By 2010, the two were ready to take a leap into retail, and so they expanded their milking capacity, from two goats at a time to six, and installed cheese-making and aging rooms. Willow Moon began rolling out fresh chevré, feta and raw-milk tomme, an Alpine-style cheese, last summer.
After a few months’ lull, kidding means the milk is flowing again on the farm. “I’m the milkmaid, [Kim] is the cheese maker,” says Peck, who milks 50 does twice daily. Once a goat gives birth, she lactates for an average of 305 days, during which Ingraham makes milk three times a week: chèvre on Monday, feta and tomme on Wednesday and Friday, most of it sold through the farm’s store.
Ingraham, clad in a white cap and gloves, works behind glass in the cheese-making room, scooping curds from chèvre, sprinkling rosemary over cubes of fresh, snow-white feta cheese that she bathes in olive oil, and washing the rind of her tomme every other day with brine.
As the goats’ feed changes, so does the flavor of the cheese, which tends to be higher in fat in the beginning and end of the lactation period. “We can make exactly the same cheese in July as we did in April, but because they’re not pastured yet in April, it can taste much different,” notes Peck.
She brings out a plate of cubed cheese for a guest to sample. The early-season Winooski Tomme — aged for five months — is firm and faintly salty, with mild flavors of almonds and citrus. Peck points out that it’s perfect for grating, but it’s exactly the kind of cheese some like to eat straight, akin to a slightly softer Asiago or Piave.
Later-season Winooski Tomme, aged for about 90 days, is creamier and nuttier and tastes of mushrooms and wet earth. The Willoughby Tomme, the farm’s newest cheese, lies somewhere between the two: more buttery than its early-season cousin, but more subtle than the Winooski Tomme.
By contrast, Willow Moon’s feta is feathery, briny and so soft it melts in your mouth; in its spiced olive-oil marinade, it’s an addictive, albeit fatty, snack.
The Willow Moon farm store opens on April 1, which is when Ingraham will again offer fresh chèvre, some of which she infuses with fresh basil, dill, chives or honey from the farm’s bees.
This year, Peck and Ingraham are plotting a few new cheeses, including a blue and maybe a semiripened cheese with an ash rind. Like many cheese makers, they’re anxiously awaiting the U.S. Food and Drug Administration’s impending decision on raw-milk cheeses. If these were banned outright, “It would be very sad, because aged raw-milk cheeses are more flavorful,” says Peck while noshing on some tomme.
The women have also been making goat-milk soap, an idea that gained steam when they figured out why Ingraham’s hands were always so soft. “We realized it was from the lactic acid in the cheese,” says Peck.

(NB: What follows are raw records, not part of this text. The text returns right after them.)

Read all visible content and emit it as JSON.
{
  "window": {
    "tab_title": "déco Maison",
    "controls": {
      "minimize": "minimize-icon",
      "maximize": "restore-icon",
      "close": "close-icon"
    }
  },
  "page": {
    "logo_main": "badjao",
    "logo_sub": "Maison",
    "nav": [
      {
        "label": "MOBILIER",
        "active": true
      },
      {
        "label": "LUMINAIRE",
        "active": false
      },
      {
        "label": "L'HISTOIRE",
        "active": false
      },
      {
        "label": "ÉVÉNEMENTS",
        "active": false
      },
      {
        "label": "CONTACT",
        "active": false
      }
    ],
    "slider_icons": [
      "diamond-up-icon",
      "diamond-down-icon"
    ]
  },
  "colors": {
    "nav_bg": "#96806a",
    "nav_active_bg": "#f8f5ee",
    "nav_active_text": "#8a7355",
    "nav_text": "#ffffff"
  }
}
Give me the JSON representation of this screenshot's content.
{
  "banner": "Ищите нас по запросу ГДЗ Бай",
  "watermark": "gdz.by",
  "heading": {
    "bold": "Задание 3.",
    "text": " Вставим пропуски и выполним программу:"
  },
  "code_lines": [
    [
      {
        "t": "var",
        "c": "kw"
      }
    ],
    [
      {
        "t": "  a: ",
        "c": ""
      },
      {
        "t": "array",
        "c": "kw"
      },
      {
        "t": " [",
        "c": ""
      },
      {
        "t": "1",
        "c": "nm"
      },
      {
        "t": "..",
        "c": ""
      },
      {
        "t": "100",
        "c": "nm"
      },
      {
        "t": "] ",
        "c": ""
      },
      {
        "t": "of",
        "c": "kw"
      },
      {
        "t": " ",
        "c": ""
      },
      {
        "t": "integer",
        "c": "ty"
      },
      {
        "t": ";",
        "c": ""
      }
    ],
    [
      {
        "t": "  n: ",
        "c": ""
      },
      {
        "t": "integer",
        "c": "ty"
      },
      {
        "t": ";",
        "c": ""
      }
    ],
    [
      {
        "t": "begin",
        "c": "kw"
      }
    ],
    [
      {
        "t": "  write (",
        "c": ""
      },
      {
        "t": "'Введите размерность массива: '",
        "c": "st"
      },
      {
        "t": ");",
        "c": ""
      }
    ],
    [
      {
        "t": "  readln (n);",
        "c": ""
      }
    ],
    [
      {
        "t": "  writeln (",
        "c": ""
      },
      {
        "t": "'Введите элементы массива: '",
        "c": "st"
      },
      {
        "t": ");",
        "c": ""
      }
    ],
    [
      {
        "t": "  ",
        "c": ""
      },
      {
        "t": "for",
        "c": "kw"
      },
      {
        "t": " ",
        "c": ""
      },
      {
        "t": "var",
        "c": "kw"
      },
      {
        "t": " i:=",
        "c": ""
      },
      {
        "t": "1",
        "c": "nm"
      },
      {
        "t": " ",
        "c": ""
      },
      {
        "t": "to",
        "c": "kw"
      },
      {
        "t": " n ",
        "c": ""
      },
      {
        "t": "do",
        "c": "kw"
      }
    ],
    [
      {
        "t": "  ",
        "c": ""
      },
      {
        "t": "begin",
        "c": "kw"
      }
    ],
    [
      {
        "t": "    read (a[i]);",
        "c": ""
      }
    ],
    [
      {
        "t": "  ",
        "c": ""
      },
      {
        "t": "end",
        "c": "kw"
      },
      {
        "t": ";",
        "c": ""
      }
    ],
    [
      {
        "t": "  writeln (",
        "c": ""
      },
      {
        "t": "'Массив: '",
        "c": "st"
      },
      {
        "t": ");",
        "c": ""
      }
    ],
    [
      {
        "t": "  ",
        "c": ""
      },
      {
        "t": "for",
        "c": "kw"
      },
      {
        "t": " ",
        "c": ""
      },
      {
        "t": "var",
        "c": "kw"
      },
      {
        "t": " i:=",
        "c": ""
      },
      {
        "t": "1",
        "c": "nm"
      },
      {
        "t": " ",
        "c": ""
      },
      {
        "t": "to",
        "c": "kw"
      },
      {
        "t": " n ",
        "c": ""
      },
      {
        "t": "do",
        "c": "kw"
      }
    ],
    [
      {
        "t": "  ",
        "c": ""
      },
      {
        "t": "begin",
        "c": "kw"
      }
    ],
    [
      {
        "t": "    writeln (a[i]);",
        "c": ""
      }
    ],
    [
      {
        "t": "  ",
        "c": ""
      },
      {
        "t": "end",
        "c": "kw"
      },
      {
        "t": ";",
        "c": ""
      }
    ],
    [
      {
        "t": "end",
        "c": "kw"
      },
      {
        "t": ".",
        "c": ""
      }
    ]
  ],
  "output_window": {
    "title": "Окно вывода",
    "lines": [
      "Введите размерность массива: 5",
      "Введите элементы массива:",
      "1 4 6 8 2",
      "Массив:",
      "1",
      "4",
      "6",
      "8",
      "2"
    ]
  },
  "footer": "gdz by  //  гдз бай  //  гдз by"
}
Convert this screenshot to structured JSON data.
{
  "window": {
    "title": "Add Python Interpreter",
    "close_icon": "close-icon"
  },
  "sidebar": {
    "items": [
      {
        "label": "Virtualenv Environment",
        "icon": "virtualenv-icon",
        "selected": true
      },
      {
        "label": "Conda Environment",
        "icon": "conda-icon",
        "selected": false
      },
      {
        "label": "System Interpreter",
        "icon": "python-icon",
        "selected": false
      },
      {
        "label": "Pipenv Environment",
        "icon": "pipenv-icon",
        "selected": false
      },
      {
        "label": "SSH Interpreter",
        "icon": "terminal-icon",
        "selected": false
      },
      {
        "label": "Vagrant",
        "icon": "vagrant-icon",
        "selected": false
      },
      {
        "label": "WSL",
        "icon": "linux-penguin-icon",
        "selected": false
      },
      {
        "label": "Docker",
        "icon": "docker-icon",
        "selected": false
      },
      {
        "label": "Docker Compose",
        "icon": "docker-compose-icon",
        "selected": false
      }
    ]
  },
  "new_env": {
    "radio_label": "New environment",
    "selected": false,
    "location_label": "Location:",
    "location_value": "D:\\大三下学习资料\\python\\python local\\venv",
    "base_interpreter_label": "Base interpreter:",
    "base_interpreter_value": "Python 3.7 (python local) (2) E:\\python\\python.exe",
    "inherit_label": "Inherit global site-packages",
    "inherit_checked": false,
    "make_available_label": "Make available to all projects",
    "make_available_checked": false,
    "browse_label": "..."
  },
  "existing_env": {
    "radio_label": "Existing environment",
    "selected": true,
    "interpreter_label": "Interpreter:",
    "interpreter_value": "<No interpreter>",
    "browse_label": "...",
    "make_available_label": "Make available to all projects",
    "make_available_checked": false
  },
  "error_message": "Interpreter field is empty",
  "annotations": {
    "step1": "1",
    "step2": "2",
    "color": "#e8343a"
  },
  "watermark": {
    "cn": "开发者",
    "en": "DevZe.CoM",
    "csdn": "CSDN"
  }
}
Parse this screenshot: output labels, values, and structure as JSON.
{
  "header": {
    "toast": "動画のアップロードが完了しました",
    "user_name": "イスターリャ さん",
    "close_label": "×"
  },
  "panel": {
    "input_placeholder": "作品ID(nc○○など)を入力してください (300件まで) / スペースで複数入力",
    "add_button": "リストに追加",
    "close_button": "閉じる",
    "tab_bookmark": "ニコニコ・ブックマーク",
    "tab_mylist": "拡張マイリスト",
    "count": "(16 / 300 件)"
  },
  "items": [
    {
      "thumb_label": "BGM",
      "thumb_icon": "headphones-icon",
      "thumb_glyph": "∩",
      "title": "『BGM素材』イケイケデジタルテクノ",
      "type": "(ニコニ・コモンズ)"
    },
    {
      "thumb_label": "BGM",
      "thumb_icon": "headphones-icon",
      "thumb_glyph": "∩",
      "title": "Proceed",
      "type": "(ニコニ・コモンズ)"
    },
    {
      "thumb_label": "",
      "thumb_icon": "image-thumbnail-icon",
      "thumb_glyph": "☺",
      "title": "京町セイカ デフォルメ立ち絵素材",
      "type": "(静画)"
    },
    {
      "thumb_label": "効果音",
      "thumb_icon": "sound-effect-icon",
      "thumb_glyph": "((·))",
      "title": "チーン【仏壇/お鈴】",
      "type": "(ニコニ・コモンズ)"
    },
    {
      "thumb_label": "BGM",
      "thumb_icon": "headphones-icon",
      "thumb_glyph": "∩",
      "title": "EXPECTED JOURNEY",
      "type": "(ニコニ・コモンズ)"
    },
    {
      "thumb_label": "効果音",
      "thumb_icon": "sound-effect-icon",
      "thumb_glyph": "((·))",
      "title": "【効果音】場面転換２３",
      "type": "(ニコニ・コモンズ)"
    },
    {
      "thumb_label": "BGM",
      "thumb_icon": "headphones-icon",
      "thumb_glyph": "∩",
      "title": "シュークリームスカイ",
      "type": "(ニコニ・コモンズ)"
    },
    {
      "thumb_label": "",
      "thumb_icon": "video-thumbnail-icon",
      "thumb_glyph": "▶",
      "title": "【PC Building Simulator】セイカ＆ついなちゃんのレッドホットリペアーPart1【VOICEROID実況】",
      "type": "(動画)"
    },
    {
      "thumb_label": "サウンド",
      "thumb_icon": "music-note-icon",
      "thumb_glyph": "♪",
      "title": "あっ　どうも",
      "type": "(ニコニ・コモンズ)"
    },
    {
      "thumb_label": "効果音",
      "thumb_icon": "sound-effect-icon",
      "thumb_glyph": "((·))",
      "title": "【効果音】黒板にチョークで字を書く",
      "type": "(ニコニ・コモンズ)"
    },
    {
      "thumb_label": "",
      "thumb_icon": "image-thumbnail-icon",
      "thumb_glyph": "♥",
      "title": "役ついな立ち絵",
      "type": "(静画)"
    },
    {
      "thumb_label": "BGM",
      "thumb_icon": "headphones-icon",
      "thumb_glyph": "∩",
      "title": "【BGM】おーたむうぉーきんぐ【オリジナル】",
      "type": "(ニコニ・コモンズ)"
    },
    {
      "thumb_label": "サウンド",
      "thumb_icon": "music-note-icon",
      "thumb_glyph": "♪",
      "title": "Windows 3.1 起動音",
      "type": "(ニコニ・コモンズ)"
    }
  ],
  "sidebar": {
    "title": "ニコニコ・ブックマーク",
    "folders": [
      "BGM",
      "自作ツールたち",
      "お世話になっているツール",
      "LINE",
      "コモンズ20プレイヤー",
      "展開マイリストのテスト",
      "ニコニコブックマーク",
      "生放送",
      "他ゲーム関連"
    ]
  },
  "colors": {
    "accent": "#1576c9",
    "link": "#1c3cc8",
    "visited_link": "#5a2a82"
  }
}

Back outside in the hoop house on a brisk March day, the does responsible for this smorgasbord lounge on their bed of hay, seeming to strike poses. Mitzi Godiva, who is soon to give birth, sits on her haunches to let her belly spread out before her. She gazes impassively at a trio of admirers. “She looks like a giant pear,” remarks Ingraham. An enormous white great Pyrenees dog named Alex lives with the herd, keeping watch against wild turkeys, fisher cats and coyotes.
Ninety percent of these does’ buoyant offspring will be sold; Willow Moon only keeps the most superior of their stock. The castrated males are called wethers, and they make wonderful pets, says Peck — they like to hike, play and eat weeds around the yard. She sells most of them to families, though she cautions that the animals should be kept outside. “Their nature is to jump, so if you have them in your house, they’ll be on your dining-room table, on your couch, on your kitchen counter.”